Source material: Begin
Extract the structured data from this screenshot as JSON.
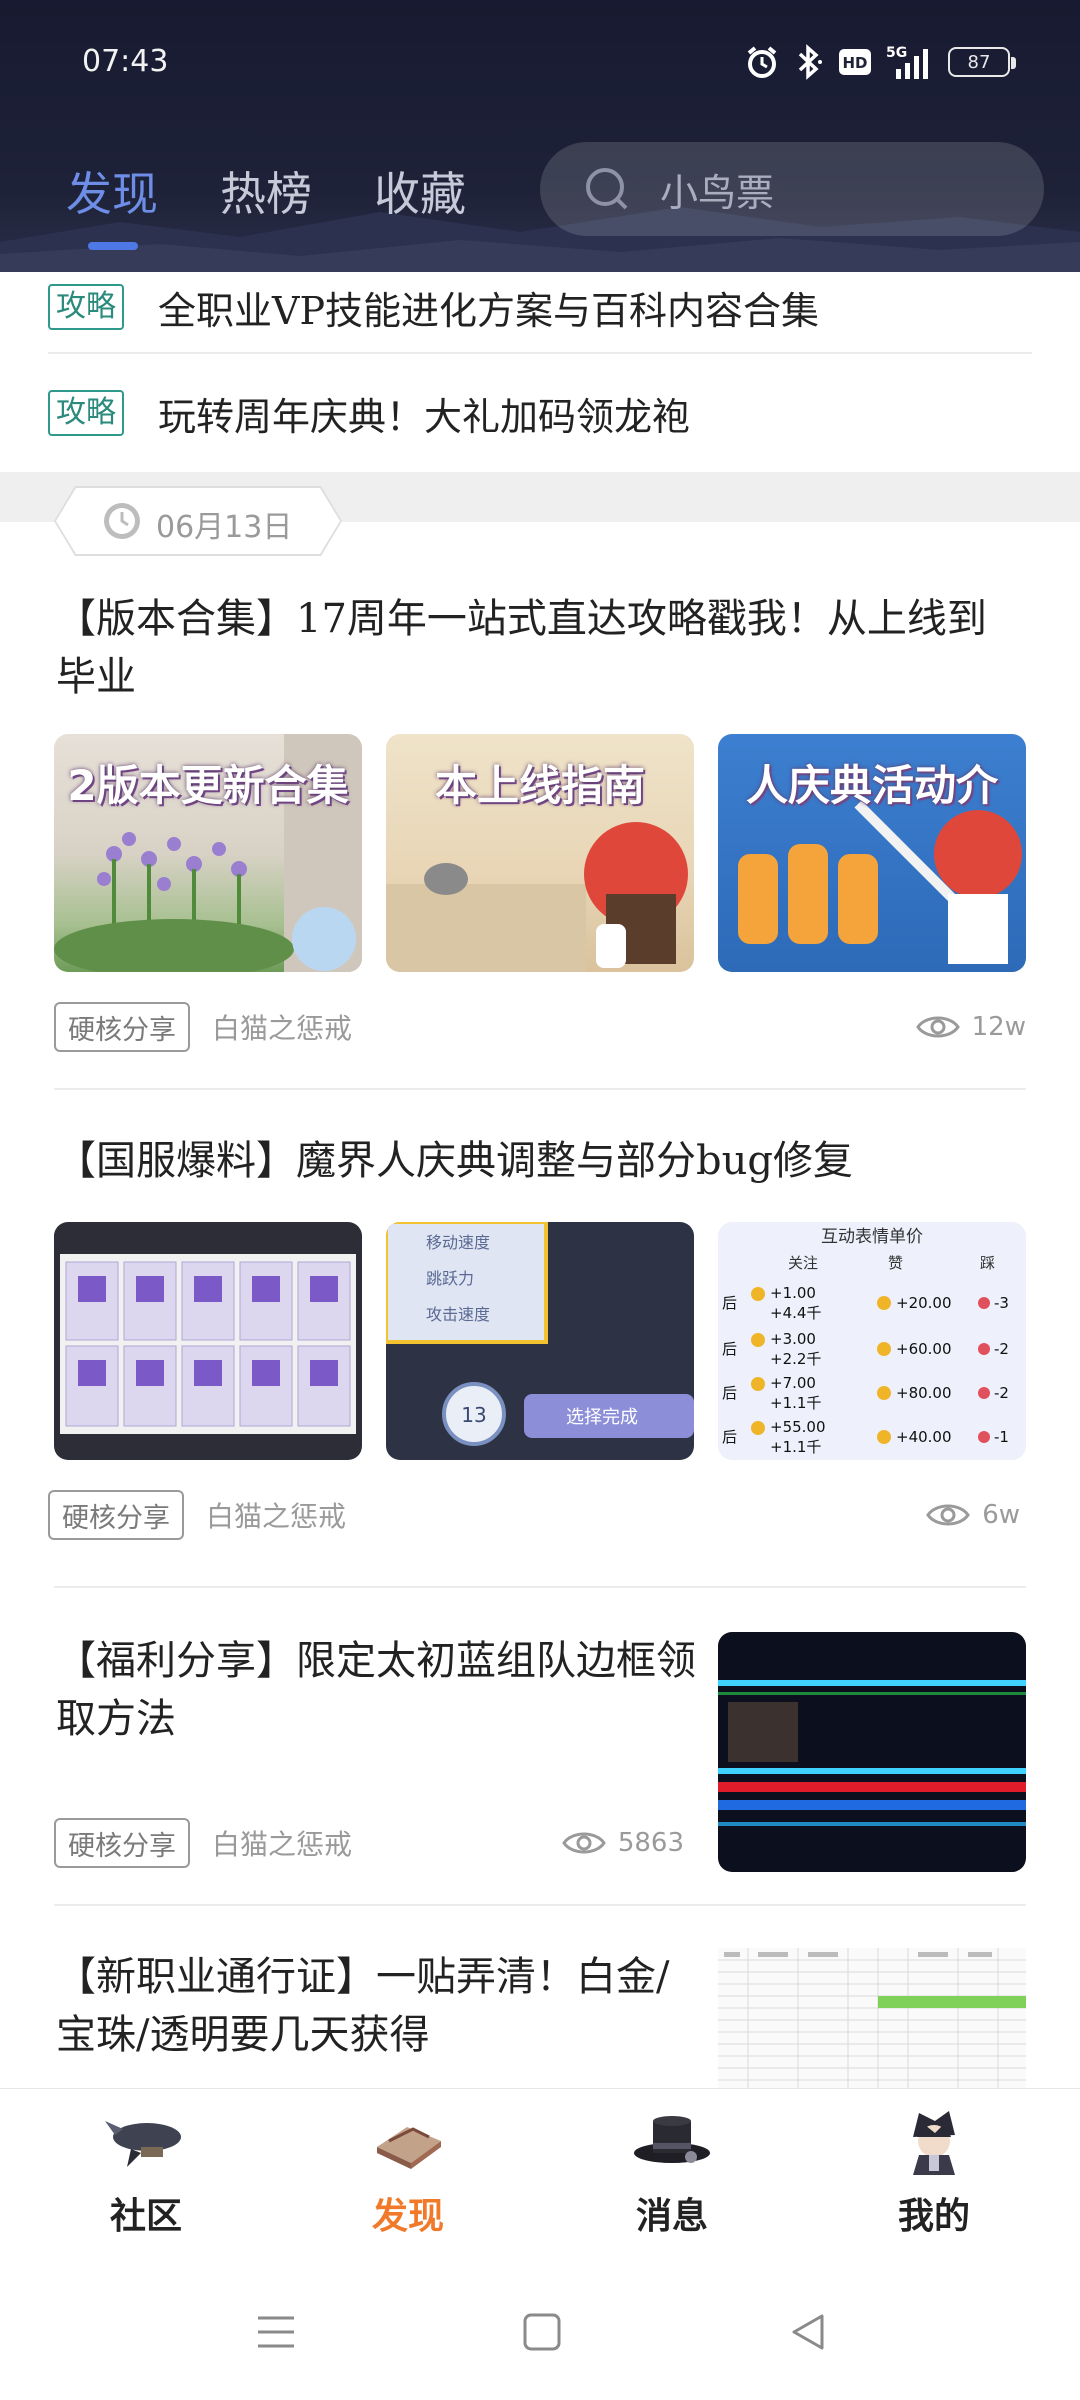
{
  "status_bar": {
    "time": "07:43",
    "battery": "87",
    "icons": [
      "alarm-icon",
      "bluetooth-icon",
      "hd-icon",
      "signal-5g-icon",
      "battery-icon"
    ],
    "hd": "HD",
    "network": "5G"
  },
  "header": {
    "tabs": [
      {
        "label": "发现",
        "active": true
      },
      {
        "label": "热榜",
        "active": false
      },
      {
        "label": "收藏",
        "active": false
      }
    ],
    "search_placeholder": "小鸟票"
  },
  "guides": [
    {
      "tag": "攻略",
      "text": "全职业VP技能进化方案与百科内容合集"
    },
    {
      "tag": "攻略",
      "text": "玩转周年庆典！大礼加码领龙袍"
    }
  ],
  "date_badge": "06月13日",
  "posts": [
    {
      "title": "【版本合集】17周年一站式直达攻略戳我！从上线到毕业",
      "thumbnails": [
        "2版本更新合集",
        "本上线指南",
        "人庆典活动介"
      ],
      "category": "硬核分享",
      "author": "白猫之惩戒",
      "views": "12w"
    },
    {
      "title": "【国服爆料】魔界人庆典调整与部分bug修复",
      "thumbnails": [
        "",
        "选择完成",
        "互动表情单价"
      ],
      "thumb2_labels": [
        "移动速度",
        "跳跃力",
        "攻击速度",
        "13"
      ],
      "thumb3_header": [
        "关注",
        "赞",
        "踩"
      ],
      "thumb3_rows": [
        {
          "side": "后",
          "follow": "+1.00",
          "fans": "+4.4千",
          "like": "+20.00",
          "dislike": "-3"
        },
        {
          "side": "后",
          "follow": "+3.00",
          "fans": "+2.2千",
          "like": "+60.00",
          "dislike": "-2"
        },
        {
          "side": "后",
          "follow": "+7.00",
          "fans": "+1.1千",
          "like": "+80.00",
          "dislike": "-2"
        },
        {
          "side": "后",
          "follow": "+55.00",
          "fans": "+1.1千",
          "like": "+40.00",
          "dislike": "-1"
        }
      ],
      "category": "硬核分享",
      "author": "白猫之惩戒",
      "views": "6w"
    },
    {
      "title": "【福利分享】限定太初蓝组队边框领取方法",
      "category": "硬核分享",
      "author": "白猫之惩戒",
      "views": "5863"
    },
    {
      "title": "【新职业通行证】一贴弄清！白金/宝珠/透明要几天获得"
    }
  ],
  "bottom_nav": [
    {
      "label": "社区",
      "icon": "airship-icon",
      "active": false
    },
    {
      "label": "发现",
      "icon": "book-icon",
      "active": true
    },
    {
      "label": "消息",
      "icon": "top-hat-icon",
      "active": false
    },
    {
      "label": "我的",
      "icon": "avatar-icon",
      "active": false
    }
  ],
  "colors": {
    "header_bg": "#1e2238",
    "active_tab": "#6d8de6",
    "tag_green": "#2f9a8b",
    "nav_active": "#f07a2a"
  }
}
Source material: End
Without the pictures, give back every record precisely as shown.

Extract the structured data from this screenshot as JSON.
{
  "status_bar": {
    "time": "07:43",
    "battery": "87",
    "icons": [
      "alarm-icon",
      "bluetooth-icon",
      "hd-icon",
      "signal-5g-icon",
      "battery-icon"
    ],
    "hd": "HD",
    "network": "5G"
  },
  "header": {
    "tabs": [
      {
        "label": "发现",
        "active": true
      },
      {
        "label": "热榜",
        "active": false
      },
      {
        "label": "收藏",
        "active": false
      }
    ],
    "search_placeholder": "小鸟票"
  },
  "guides": [
    {
      "tag": "攻略",
      "text": "全职业VP技能进化方案与百科内容合集"
    },
    {
      "tag": "攻略",
      "text": "玩转周年庆典！大礼加码领龙袍"
    }
  ],
  "date_badge": "06月13日",
  "posts": [
    {
      "title": "【版本合集】17周年一站式直达攻略戳我！从上线到毕业",
      "thumbnails": [
        "2版本更新合集",
        "本上线指南",
        "人庆典活动介"
      ],
      "category": "硬核分享",
      "author": "白猫之惩戒",
      "views": "12w"
    },
    {
      "title": "【国服爆料】魔界人庆典调整与部分bug修复",
      "thumbnails": [
        "",
        "选择完成",
        "互动表情单价"
      ],
      "thumb2_labels": [
        "移动速度",
        "跳跃力",
        "攻击速度",
        "13"
      ],
      "thumb3_header": [
        "关注",
        "赞",
        "踩"
      ],
      "thumb3_rows": [
        {
          "side": "后",
          "follow": "+1.00",
          "fans": "+4.4千",
          "like": "+20.00",
          "dislike": "-3"
        },
        {
          "side": "后",
          "follow": "+3.00",
          "fans": "+2.2千",
          "like": "+60.00",
          "dislike": "-2"
        },
        {
          "side": "后",
          "follow": "+7.00",
          "fans": "+1.1千",
          "like": "+80.00",
          "dislike": "-2"
        },
        {
          "side": "后",
          "follow": "+55.00",
          "fans": "+1.1千",
          "like": "+40.00",
          "dislike": "-1"
        }
      ],
      "category": "硬核分享",
      "author": "白猫之惩戒",
      "views": "6w"
    },
    {
      "title": "【福利分享】限定太初蓝组队边框领取方法",
      "category": "硬核分享",
      "author": "白猫之惩戒",
      "views": "5863"
    },
    {
      "title": "【新职业通行证】一贴弄清！白金/宝珠/透明要几天获得"
    }
  ],
  "bottom_nav": [
    {
      "label": "社区",
      "icon": "airship-icon",
      "active": false
    },
    {
      "label": "发现",
      "icon": "book-icon",
      "active": true
    },
    {
      "label": "消息",
      "icon": "top-hat-icon",
      "active": false
    },
    {
      "label": "我的",
      "icon": "avatar-icon",
      "active": false
    }
  ],
  "colors": {
    "header_bg": "#1e2238",
    "active_tab": "#6d8de6",
    "tag_green": "#2f9a8b",
    "nav_active": "#f07a2a"
  }
}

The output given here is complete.